When leads set off a top-tier trigger (such as the lead viewing the pricing page), it will launch a short workflow with one or two very personal, simple emails addressed from one of our marketing executives. The goal of these emails is to reach out in a timely manner with the message "Do you have any questions? I'm here to help." and get those leads to respond directly, either by emailing us back (we monitor all email responses) or calling us. At this stage, we don't want to send them to another landing page with a form -- we want to cut out those qualifying bottlenecks and connect them to sales quickly.
Not all triggers should set off email workflows -- a lead might get really angry really fast if all of a sudden they are getting five emails from us that are similar in nature. For these "Tier 2" triggers, such as leads viewing a specific product page, we nurture leads through sales reps.
To do this, we set up internal sales rep notification emails to let sales reps know when their lead has viewed a specific site page. In the email notification contains collateral related to that page, such as case studies, tool-specific guides, and articles. This allows reps to connect with a lead who may have ignored them in the past -- but because they are reaching out when HubSpot was top-of-mind and with relevant content, a lead may be more more likely to pick up that phone or respond to that email.
Connecting Leads On-Site
In addition, we use our SnapEngage chat integration on the website that pops up for leads or unknown visitors -- an unobtrusive way to connect with a human if a lead so wishes. The same team that monitors responses from our emails and handles incoming phone inquiries manages the live chat. This is timely nurturing at its finest!
For specific high-impact offers that are being promoted by multiple channels (for example, a website redesign offer being promoted on email, social, and paid), we'll set up a nurturing workflow to capitalize on the attention and move those leads down the funnel with topic-specific content. Content goes from educational to more product-centric as the workflow progresses.
This nurturing isn't limited to new leads -- rather, this is additional nurturing a lead can get long after their first conversion. The idea is that while broad product-specific or third-party content isn't working to get these leads interested in HubSpot's solutions, topic-aligned content will. So for leads that download a website redesign checklist, they might be put into a workflow that sends examples of brilliant homepage design, followed by an email that asks "are you spending too much on your website resdesign?", and then a link to HubSpot's COS product and a trial.
We'll then supplement that workflow with a retargeting campaign aimed at everyone who downloaded that piece of content with a tie-in to the product, to amplify the messaging on multiple channels.

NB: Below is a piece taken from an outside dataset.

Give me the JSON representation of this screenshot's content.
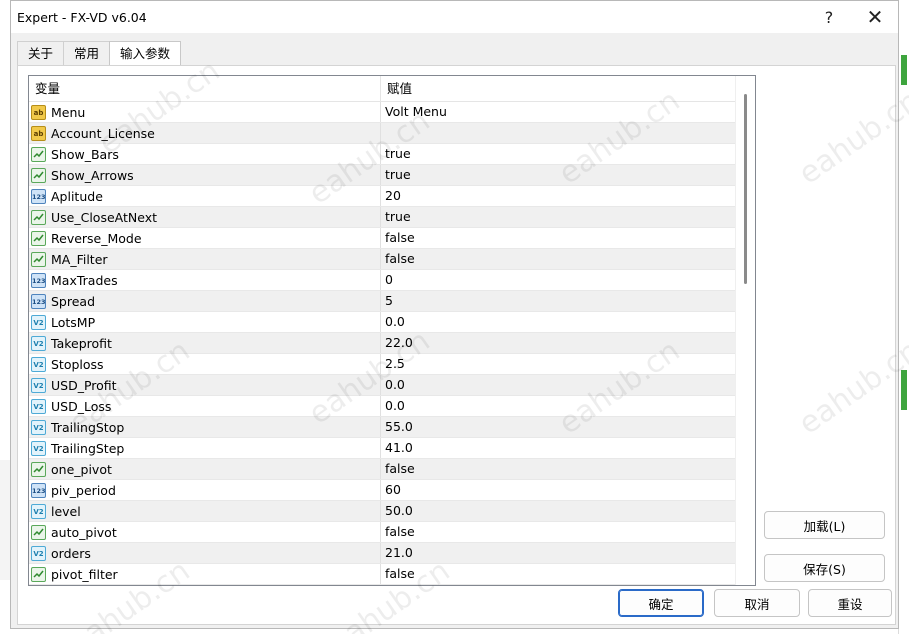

These offer-specific nurturing campaigns do take up time to set up, so our rule of thumb is to only set them up for offers we are sending a lot of traffic to within a short timeframe.
Lead nurturing is a lot more than just workflows that start after a lead's first conversion. Nurturing spans different timeframes, lifecycle stages, and marketing channels. Putting together a playbook that utilizes your content and knowledge of your personas will help you most effectively reach the right people at the right time to move them down the funnel.
Originally published Apr 21, 2015 12:00:00 PM, updated June 13 2018